This understanding may be dampening Palestinian urgency to strike a deal.

Several times in recent years they did not accept offers Israel considered far-reaching. In the most recent, former Israeli Prime Minister Ehud Olmert says he offered Palestinian President Mahmoud Abbas a state in Gaza and 95 percent of the West Bank, and a share of Jerusalem. Palestinians say they could not agree on details and that Olmert was a lame duck who could not deliver. In any case it is hard to imagine Olmert's successor, the more hawkish Benjamin Netanyahu, going further or even coming as close.

What will Israel do if a peace deal remains elusive?

Some people are talking about accepting that Israel, combined with the West Bank and maybe Gaza, will simply be a bi-national state, even if this means Jews will eventually be dominated by Arabs. Even some nationalists seem to accept this and consider it preferable to giving up the land.

Some propose that neighboring Jordan allow West Bank Palestinians to vote in its own parliamentary elections as a way of giving Palestinians in Israeli-controlled areas a version of democratic rights.

Others hope for a partial settlement that will give the Palestinians a state in most of the territory but less than they want -- and in exchange Israel would not demand "end-of-conflict," with remaining issues left for later. Palestinians reject the idea, believing they would be left without leverage to gain anything more.

Still others expect Israel to unilaterally pull out from much of the area. But the Gaza precedent undermines this: Israel pulled settlers and troops from the coastal territory, which is detached from the West Bank, in 2005; Hamas militants soon took over, and years of sporadic rocket fire followed.

Yet another possibility: To prevent rockets from the West Bank, Israel might declare borders of its choosing, remove the settlers on the "Palestinian side," but maintain a purely military and more easily reversible military occupation.

Meanwhile, here's what awaits the negotiators set to try again:


Under the 1947 U.N. plan dividing British-ruled Palestine into a Jewish and an Arab state, Jerusalem was to be an international city surrounded by Arab territory. But the Arabs rejected the partition, and in the war that followed, Israeli forces blazed a path to the city and occupied the western part of it. Jordan seized the city's eastern sector, containing the Old City with its sites holy to Muslims, Jews and Christians, as well as the surrounding "West Bank."

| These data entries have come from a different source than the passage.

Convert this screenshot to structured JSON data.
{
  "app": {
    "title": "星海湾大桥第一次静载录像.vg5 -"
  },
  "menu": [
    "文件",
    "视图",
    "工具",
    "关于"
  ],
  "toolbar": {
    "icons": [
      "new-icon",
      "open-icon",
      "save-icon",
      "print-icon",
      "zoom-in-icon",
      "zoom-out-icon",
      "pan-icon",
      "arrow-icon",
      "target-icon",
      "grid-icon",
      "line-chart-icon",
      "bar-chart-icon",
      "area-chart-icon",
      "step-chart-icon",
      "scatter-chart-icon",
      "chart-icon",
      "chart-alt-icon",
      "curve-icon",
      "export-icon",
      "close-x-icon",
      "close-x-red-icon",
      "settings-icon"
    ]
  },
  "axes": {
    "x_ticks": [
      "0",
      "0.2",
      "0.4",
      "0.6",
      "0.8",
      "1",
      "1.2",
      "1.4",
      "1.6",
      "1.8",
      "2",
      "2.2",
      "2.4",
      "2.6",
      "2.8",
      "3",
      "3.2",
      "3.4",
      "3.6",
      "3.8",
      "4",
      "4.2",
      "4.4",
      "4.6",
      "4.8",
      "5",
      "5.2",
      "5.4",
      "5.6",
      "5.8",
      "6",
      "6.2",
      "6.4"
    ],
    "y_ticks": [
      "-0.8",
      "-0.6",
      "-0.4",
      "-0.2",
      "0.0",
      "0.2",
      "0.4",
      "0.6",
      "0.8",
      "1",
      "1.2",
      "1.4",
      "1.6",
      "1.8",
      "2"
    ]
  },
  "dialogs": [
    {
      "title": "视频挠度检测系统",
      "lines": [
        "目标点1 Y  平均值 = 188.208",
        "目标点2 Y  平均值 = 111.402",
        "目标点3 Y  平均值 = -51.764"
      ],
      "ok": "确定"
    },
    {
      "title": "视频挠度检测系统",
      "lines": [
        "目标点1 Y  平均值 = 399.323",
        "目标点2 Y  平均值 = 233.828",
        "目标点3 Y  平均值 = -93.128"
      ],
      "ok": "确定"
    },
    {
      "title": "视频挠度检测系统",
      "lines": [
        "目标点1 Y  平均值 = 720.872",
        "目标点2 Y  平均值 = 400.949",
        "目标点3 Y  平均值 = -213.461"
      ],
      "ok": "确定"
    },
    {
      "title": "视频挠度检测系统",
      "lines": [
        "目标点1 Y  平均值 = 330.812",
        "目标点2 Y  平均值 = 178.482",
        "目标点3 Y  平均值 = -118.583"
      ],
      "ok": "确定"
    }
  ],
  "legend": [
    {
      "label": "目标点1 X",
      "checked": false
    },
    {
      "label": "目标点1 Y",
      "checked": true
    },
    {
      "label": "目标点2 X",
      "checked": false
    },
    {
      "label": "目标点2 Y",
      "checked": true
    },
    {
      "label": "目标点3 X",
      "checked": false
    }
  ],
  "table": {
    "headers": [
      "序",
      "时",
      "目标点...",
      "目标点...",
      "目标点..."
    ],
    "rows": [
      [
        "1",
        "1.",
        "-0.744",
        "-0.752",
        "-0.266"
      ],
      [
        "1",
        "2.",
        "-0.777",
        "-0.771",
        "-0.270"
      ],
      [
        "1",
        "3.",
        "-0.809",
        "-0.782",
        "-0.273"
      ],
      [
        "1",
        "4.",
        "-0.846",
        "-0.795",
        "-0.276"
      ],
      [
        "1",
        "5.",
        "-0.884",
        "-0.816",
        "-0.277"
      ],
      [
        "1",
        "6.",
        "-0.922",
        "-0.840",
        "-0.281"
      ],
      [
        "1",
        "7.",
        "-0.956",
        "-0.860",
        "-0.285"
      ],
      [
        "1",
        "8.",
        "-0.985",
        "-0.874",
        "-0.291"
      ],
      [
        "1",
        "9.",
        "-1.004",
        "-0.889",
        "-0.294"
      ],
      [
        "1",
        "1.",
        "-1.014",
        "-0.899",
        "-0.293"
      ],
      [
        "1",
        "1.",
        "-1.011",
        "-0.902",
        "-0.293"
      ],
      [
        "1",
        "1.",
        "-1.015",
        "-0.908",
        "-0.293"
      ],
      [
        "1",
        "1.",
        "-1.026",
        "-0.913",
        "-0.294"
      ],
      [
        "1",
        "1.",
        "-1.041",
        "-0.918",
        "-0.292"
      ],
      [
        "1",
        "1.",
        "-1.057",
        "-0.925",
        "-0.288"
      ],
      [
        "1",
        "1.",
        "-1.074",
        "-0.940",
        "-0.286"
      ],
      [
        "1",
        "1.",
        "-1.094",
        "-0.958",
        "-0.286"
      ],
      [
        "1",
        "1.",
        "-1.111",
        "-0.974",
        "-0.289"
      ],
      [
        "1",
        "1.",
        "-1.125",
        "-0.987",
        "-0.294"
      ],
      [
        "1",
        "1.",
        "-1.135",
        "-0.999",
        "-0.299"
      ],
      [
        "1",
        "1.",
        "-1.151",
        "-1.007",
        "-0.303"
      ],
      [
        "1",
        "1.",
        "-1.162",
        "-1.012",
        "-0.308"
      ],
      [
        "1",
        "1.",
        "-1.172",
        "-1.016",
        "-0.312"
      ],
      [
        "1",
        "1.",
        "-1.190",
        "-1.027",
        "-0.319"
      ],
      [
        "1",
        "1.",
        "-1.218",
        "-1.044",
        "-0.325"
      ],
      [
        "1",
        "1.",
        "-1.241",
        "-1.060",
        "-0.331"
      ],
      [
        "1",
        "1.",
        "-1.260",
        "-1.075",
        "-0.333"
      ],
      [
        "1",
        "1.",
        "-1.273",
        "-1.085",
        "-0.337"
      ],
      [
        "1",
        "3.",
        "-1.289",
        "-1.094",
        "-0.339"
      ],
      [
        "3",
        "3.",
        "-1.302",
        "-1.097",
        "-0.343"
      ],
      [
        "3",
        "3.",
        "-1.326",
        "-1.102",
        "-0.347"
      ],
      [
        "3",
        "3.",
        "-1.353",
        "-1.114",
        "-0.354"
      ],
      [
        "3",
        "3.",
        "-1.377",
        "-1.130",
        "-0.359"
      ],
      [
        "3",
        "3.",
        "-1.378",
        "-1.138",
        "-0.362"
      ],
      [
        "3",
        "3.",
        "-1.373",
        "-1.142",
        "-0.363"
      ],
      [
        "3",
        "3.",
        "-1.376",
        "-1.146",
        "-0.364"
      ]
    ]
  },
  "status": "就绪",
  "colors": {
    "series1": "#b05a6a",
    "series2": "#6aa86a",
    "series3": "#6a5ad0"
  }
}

In the 1967 war two decades later, Israel occupied east Jerusalem as well as the West Bank and the Gaza Strip, which had been ruled by Egypt, taking over all the territory the U.N. had slated for the Palestinian state. It annexed only east Jerusalem, expanding the city's borders into a slice of the West Bank; the world community rejects the annexation.